ROM file. Note that it doesn't matter what the semantics of the bytes are - 
the file could contain either code for an application or arbitrary data. The 
Works filename indicates what name the file within the ROM image should 
have. Both filenames must be specified in their entirety; there are no default 
extensions. 

ROM Applications 

Once an application has been written and structured as described in the 
Microsoft* Works Operating System Programmers' Reference Guide, it should 
be assembled or compiled into an MS-DOS™ M .EXE" file. This file can 
appear as the MS-DOS™ filename on a line in the generation file. BLDROM 
will automatically strip off the ".EXE" header to create a Works executable 
file. The Works executable file will be named according to the second 
filename on the line in the generation file. 

RAM Applications: Use EXECNV 



In the event that an application is to be stored on disk and run in RAM, the 
EXECNV utility should be used by itself (BLDROM doesn't get used at all) 
to perform the ".EXE" conversion. EXECNV takes a ".EXE" file as its only 
argument (leave out the ".EXE" because it is assumed) and produces a H .HHX' 
file. The ".HHX" file is ready to be run in a Works environment. 

ROM Image Structure 

A ROM image containing n files will have the following structure: 

32 byte ROM image header 

32 byte file header 

ROM file #1 



32 byte file header 

ROM file #n 

32 byte ROM image terminator 

Remember to allow for header and terminator overhead when trying to 
anticipate whether or not a ROM image will fit in a ROM memory region 



Microsof t R Works™ 

HHSIM 

Development Utility 

January 3, 1986 

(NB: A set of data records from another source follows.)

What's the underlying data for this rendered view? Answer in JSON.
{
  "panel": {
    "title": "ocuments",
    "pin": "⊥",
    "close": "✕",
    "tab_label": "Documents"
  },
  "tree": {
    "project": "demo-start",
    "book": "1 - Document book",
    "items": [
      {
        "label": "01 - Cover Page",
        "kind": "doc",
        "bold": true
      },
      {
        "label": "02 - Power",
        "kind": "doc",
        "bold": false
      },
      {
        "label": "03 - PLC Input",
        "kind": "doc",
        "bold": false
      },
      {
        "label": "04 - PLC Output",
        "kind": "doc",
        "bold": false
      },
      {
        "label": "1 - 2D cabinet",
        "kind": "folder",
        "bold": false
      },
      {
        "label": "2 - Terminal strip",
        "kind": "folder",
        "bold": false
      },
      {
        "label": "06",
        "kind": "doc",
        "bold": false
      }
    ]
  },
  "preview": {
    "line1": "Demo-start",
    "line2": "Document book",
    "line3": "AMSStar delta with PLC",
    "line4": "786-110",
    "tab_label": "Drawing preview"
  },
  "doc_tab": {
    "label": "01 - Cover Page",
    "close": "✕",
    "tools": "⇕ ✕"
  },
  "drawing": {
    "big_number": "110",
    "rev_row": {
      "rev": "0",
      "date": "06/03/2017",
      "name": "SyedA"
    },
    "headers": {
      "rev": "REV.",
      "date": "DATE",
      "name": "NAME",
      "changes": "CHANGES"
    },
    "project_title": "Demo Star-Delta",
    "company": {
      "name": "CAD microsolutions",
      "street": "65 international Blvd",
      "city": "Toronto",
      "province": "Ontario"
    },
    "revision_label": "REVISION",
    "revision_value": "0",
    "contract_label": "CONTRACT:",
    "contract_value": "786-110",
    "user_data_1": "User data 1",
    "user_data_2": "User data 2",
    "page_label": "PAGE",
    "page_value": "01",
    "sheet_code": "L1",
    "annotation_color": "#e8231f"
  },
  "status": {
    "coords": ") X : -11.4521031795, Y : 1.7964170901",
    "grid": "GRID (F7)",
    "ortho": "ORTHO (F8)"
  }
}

The HHSIM utility simulates a Works™ environment under MS-DOS™ on an 
IBM PC. The utility emulates a Works™ BIOS as if the IBM PC were a 
battery-powered portable computer. 

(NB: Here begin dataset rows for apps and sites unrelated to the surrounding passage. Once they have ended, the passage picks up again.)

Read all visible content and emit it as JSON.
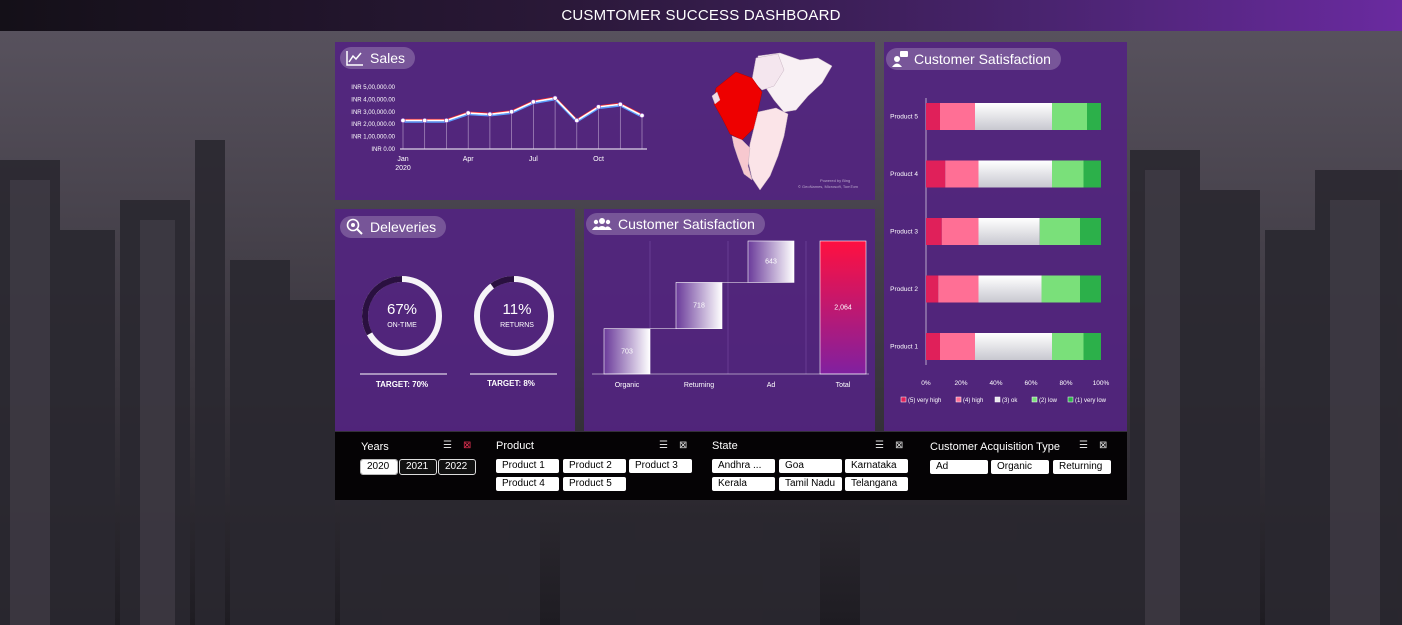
{
  "title": "CUSMTOMER SUCCESS DASHBOARD",
  "sales": {
    "label": "Sales",
    "chart_data": {
      "type": "line",
      "y_ticks": [
        "INR 5,00,000.00",
        "INR 4,00,000.00",
        "INR 3,00,000.00",
        "INR 2,00,000.00",
        "INR 1,00,000.00",
        "INR 0.00"
      ],
      "x_ticks": [
        "Jan",
        "Apr",
        "Jul",
        "Oct"
      ],
      "x_sub": "2020",
      "ylim": [
        0,
        500000
      ],
      "x": [
        "Jan",
        "Feb",
        "Mar",
        "Apr",
        "May",
        "Jun",
        "Jul",
        "Aug",
        "Sep",
        "Oct",
        "Nov",
        "Dec"
      ],
      "series": [
        {
          "values": [
            230000,
            230000,
            230000,
            290000,
            280000,
            300000,
            380000,
            410000,
            230000,
            340000,
            360000,
            270000
          ]
        }
      ]
    },
    "map_credit": "Powered by Bing\n© GeoNames, Microsoft, TomTom"
  },
  "deliveries": {
    "label": "Deleveries",
    "on_time": {
      "value": "67%",
      "caption": "ON-TIME",
      "fraction": 0.67,
      "target": "TARGET: 70%"
    },
    "returns": {
      "value": "11%",
      "caption": "RETURNS",
      "fraction": 0.11,
      "target": "TARGET: 8%"
    }
  },
  "satisfaction_waterfall": {
    "label": "Customer Satisfaction",
    "chart_data": {
      "type": "bar",
      "categories": [
        "Organic",
        "Returning",
        "Ad",
        "Total"
      ],
      "values": [
        703,
        718,
        643,
        2064
      ],
      "labels": [
        "703",
        "718",
        "643",
        "2,064"
      ]
    }
  },
  "satisfaction_stacked": {
    "label": "Customer Satisfaction",
    "chart_data": {
      "type": "bar",
      "categories": [
        "Product 5",
        "Product 4",
        "Product 3",
        "Product 2",
        "Product 1"
      ],
      "x_ticks": [
        "0%",
        "20%",
        "40%",
        "60%",
        "80%",
        "100%"
      ],
      "series": [
        {
          "name": "(5) very high",
          "color": "#e0205a",
          "values": [
            8,
            11,
            9,
            7,
            8
          ]
        },
        {
          "name": "(4) high",
          "color": "#ff6f95",
          "values": [
            20,
            19,
            21,
            23,
            20
          ]
        },
        {
          "name": "(3) ok",
          "color": "#e8e8ec",
          "values": [
            44,
            42,
            35,
            36,
            44
          ]
        },
        {
          "name": "(2) low",
          "color": "#7ae07a",
          "values": [
            20,
            18,
            23,
            22,
            18
          ]
        },
        {
          "name": "(1) very low",
          "color": "#2cb04a",
          "values": [
            8,
            10,
            12,
            12,
            10
          ]
        }
      ]
    }
  },
  "slicers": {
    "years": {
      "header": "Years",
      "items": [
        "2020",
        "2021",
        "2022"
      ]
    },
    "product": {
      "header": "Product",
      "items": [
        "Product 1",
        "Product 2",
        "Product 3",
        "Product 4",
        "Product 5"
      ]
    },
    "state": {
      "header": "State",
      "items": [
        "Andhra ...",
        "Goa",
        "Karnataka",
        "Kerala",
        "Tamil Nadu",
        "Telangana"
      ]
    },
    "acquisition": {
      "header": "Customer Acquisition Type",
      "items": [
        "Ad",
        "Organic",
        "Returning"
      ]
    }
  }
}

The simulator is invoked with the MS-DOS™ command 'HHSIM 

parameter filename'. If a parameter file is not specified, then HHC.PRM is 

assumed. If HHC.PRM is not found, then built-in defaults will be used. 

In the parameter file there must be exactly one parameter per line; blank 
lines are not allowed. The following are the currently recognized parameters 
along with their default values: 



RAMSIZ = 128 

RAMFILL = hex_byte_value 

TXTLIN - 25 

TXTCOL = 80 

SAVE - filename 

ROM = HHCROM 



: size of RAM in K bytes. 

: default is not to fill. 

: no. of display lines to use. 

: no. of display columns to use, 

: default is not to save. 

: name of ROM image file. 



The RAMSIZ parameter specifies the amount of PC memory that should be 
used to emulate portable computer RAM. However, there is no corresponding 
ROMSIZ parameter because the simulator automatically allocates enough PC 
memory for the ROM image. The RAMFILL parameter specifies a 
hexadecimal byte value with which to initially fill the area of PC memory 
that is used to emulate portable computer RAM. The SAVE parameter 
specifies the name of a RAM image file to either load when starting or 
produce when terminating if <ALT-F10> was pressed. 

The simulation can be terminated by pressing either <ALT-F9> or <ALT- 
F10>. <ALT-F10> has the added effect of saving the RAM image if a SAVE 
parameter was specified in the parameter file. 

When running the simulation, the PC's peripherals are accessed as if they 
were connected to a portable, except for hard disks, printers and 
asynchronous serial communication hardware. The simulator only supports 
floppy disks and docs not provide support for printers and communications.